Connected with Finch and Co
1858 Exhibited Finch and Lambert's [actually Lamport (Charles Lamport)] patent iron mast for ships

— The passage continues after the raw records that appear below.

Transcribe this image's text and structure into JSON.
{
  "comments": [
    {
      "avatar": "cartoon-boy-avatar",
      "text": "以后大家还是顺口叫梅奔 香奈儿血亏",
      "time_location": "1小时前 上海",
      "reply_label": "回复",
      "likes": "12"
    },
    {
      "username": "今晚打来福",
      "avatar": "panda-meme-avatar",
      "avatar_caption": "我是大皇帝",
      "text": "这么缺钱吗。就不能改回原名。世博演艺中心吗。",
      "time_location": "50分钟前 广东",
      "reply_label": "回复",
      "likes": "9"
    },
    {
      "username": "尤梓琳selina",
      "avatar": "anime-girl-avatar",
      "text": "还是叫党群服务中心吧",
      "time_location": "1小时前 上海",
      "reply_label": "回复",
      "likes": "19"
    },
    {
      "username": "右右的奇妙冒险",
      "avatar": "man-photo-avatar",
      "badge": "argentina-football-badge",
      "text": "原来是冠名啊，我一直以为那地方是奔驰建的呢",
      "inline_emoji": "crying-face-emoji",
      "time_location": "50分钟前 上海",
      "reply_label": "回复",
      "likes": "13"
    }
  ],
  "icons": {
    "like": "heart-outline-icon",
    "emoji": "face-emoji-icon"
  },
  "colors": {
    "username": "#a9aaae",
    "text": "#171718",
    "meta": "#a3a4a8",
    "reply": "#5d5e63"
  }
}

1859 'THE MASTS OF THE GREAT EASTERN. The Observer of Sunday last had an article with reference to the Great Eastern, in which prominent mention is made of the iron masts manufactured for the vessel by the enterprising firm of Messrs. Finch and Heath, Chepstow. " The first things." says the writer, which arrest attention are the great iron masts, which lie upon the deck, ready for hoisting, like some fallen monumental columns. These iron masts are not altogether a new idea, for a patent was taken out for them several years since by Mr. Finch, of the celebrated firm who constructed the famous iron bridge at Chepstow for the South Wales extension of the Great Western Railway, and Mr. Lamport, and known as Finch & Lamport's patent. The Dutch have used iron masts for some years past, but prejudice — upon what ground it is not easy to say — has hitherto existed against them this country. Iron is rapidly driving hemp out of the field for cables and ropes of all kinds ; it is superseding timber in the construction of ships, and it appears strange that any objection should exist to the use of iron for masts in ships, and especially in steam vessels, where the action of the steam and smoke from the funnels must necessarily be very prejudicial to the timber. The duration of wooden masts is not more than five years, and to ordinary minds it would appear only an act of prudence when a valuable ship is built, to have masts placed in it which will last as long as the hull. Add to this very important consideration, iron masts are about one-third less in weight than wooden ones of the same dimensions: they will last four times as long, have very nearly twice the strength, and their first cost is very little above that of timber. In the case of large vessels such the Great Eastern, where immense masts are required, there would be of course great difficulty in obtaining single sticks of timber sufficiently large for the purpose, and the relative cost of iron and timber is in consequence considerably reduced. The iron masts of the Great Eastern have not, be believe, cost more than the wooden ones. One very important condition is that the upper part these iron masts have been increased in strength by adding to the thickness of the metal plates, a compensation for necessary reduction of size, which cannot be made in wooden masts. The three iron masts of the Great Eastern were designed by Mr. Brunel, and they have been constructed by Messrs. Finch and Heath, of Chepstow. These huge iron columns rise 100 feet above the upper deck, and have a diameter of three feet six inches for height of 74 feet, when they decrease gradually to two feet six inches at the cap. The whole of the outer circumference is formed of four monster plates of iron, five-eights of an inch thick, curved in the required form, and riveted together in such a manner to ensure uniformity of strength from top to bottom. The inside of these masts have what are termed 'vertical webs," formed of angle iron and cross stays," which greatly increase their strength, the cylindrical form of the masts is kept constant by discs of iron plates, which are inserted at intervals in the interior of the iron columns. The three masts are now on board, and the first of them was lifted into its place last week. Its weight above deck was about twenty-five tons ; the two others are ready for hoisting, and will be in their places in a few days. The lower part, or steps of the mast, are square, built of pieces of iron, and the one which is raised, this portion has been adapted to the purposes of condenser and water tank, which will hold several thousand gallons of water, and, being close to the stewards' offices and kitchens, will be found of great convenience.'